THE DATA:
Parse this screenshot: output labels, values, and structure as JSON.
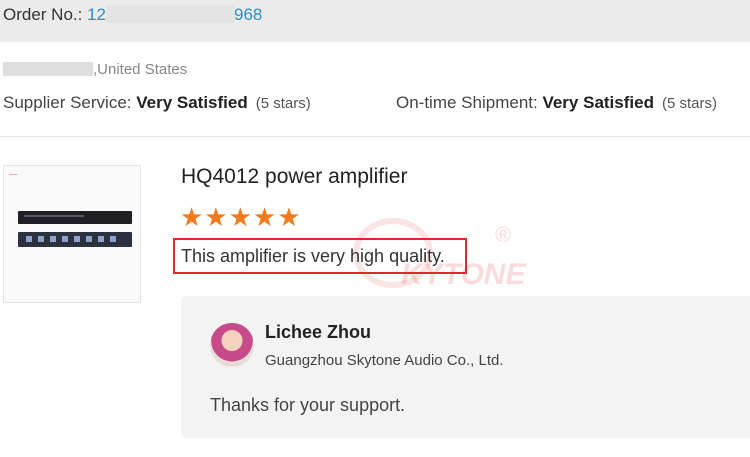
{
  "order": {
    "label": "Order No.: ",
    "prefix": "12",
    "suffix": "968"
  },
  "buyer": {
    "location": ",United States"
  },
  "ratings": {
    "supplier": {
      "label": "Supplier Service: ",
      "value": "Very Satisfied",
      "note": "(5 stars)"
    },
    "shipment": {
      "label": "On-time Shipment: ",
      "value": "Very Satisfied",
      "note": "(5 stars)"
    }
  },
  "product": {
    "title": "HQ4012 power amplifier",
    "stars": "★★★★★",
    "star_count": 5,
    "star_color": "#f07a1c",
    "review": "This amplifier is very high quality."
  },
  "reply": {
    "name": "Lichee Zhou",
    "company": "Guangzhou Skytone Audio Co., Ltd.",
    "message": "Thanks for your support."
  },
  "colors": {
    "order_number": "#2a8fd0",
    "highlight_box": "#e0262e",
    "header_bg": "#ebebeb",
    "reply_bg": "#f3f3f3"
  }
}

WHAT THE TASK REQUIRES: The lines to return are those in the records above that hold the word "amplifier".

EXERCISE OUTPUT:
    "title": "HQ4012 power amplifier",
    "review": "This amplifier is very high quality."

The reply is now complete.